-- WORK TO BE COMPLETED --
Only the pictures are dropped; the lines of the material that follow are returned exactly.

-- INPUT RECORDS --

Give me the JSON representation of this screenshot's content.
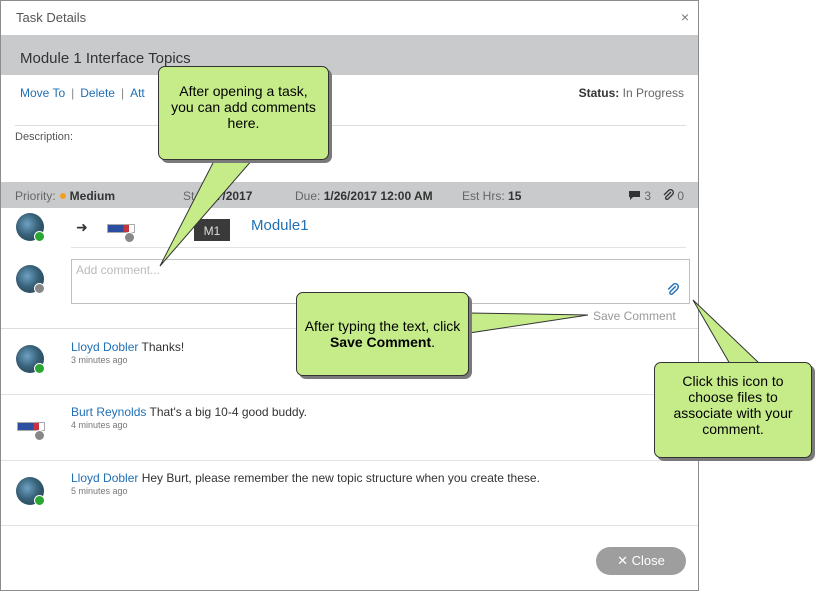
{
  "dialog": {
    "title": "Task Details",
    "close_icon": "×",
    "task_name": "Module 1 Interface Topics"
  },
  "actions": {
    "move_to": "Move To",
    "delete": "Delete",
    "attach": "Att",
    "sep": "|"
  },
  "status": {
    "label": "Status:",
    "value": "In Progress"
  },
  "description": {
    "label": "Description:"
  },
  "meta": {
    "priority_label": "Priority:",
    "priority_value": "Medium",
    "start_label": "St",
    "start_value": "/17/2017",
    "due_label": "Due:",
    "due_value": "1/26/2017 12:00 AM",
    "est_label": "Est Hrs:",
    "est_value": "15",
    "comments_count": "3",
    "attachments_count": "0"
  },
  "assignment": {
    "arrow": "➜",
    "badge": "M1",
    "module_link": "Module1"
  },
  "comment_box": {
    "placeholder": "Add comment...",
    "value": "",
    "save_label": "Save Comment"
  },
  "comments": [
    {
      "author": "Lloyd Dobler",
      "text": "Thanks!",
      "time": "3 minutes ago",
      "avatar": "photo"
    },
    {
      "author": "Burt Reynolds",
      "text": "That's a big 10-4 good buddy.",
      "time": "4 minutes ago",
      "avatar": "logo"
    },
    {
      "author": "Lloyd Dobler",
      "text": "Hey Burt, please remember the new topic structure when you create these.",
      "time": "5 minutes ago",
      "avatar": "photo"
    }
  ],
  "close_button": {
    "icon": "✕",
    "label": "Close"
  },
  "callouts": {
    "add_comment": "After opening a task, you can add comments here.",
    "save_prefix": "After typing the text, click ",
    "save_bold": "Save Comment",
    "save_suffix": ".",
    "attach": "Click this icon to choose files to associate with your comment."
  },
  "colors": {
    "accent": "#1f6fb5",
    "header_bar": "#c8cacc",
    "callout_fill": "#c6ec8a",
    "priority_dot": "#f0a020",
    "online": "#2aa632"
  }
}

-- SOLUTION TO THE PROBLEM --
Give me the JSON representation of this screenshot's content.
{
  "dialog": {
    "title": "Task Details",
    "close_icon": "×",
    "task_name": "Module 1 Interface Topics"
  },
  "actions": {
    "move_to": "Move To",
    "delete": "Delete",
    "attach": "Att",
    "sep": "|"
  },
  "status": {
    "label": "Status:",
    "value": "In Progress"
  },
  "description": {
    "label": "Description:"
  },
  "meta": {
    "priority_label": "Priority:",
    "priority_value": "Medium",
    "start_label": "St",
    "start_value": "/17/2017",
    "due_label": "Due:",
    "due_value": "1/26/2017 12:00 AM",
    "est_label": "Est Hrs:",
    "est_value": "15",
    "comments_count": "3",
    "attachments_count": "0"
  },
  "assignment": {
    "arrow": "➜",
    "badge": "M1",
    "module_link": "Module1"
  },
  "comment_box": {
    "placeholder": "Add comment...",
    "value": "",
    "save_label": "Save Comment"
  },
  "comments": [
    {
      "author": "Lloyd Dobler",
      "text": "Thanks!",
      "time": "3 minutes ago",
      "avatar": "photo"
    },
    {
      "author": "Burt Reynolds",
      "text": "That's a big 10-4 good buddy.",
      "time": "4 minutes ago",
      "avatar": "logo"
    },
    {
      "author": "Lloyd Dobler",
      "text": "Hey Burt, please remember the new topic structure when you create these.",
      "time": "5 minutes ago",
      "avatar": "photo"
    }
  ],
  "close_button": {
    "icon": "✕",
    "label": "Close"
  },
  "callouts": {
    "add_comment": "After opening a task, you can add comments here.",
    "save_prefix": "After typing the text, click ",
    "save_bold": "Save Comment",
    "save_suffix": ".",
    "attach": "Click this icon to choose files to associate with your comment."
  },
  "colors": {
    "accent": "#1f6fb5",
    "header_bar": "#c8cacc",
    "callout_fill": "#c6ec8a",
    "priority_dot": "#f0a020",
    "online": "#2aa632"
  }
}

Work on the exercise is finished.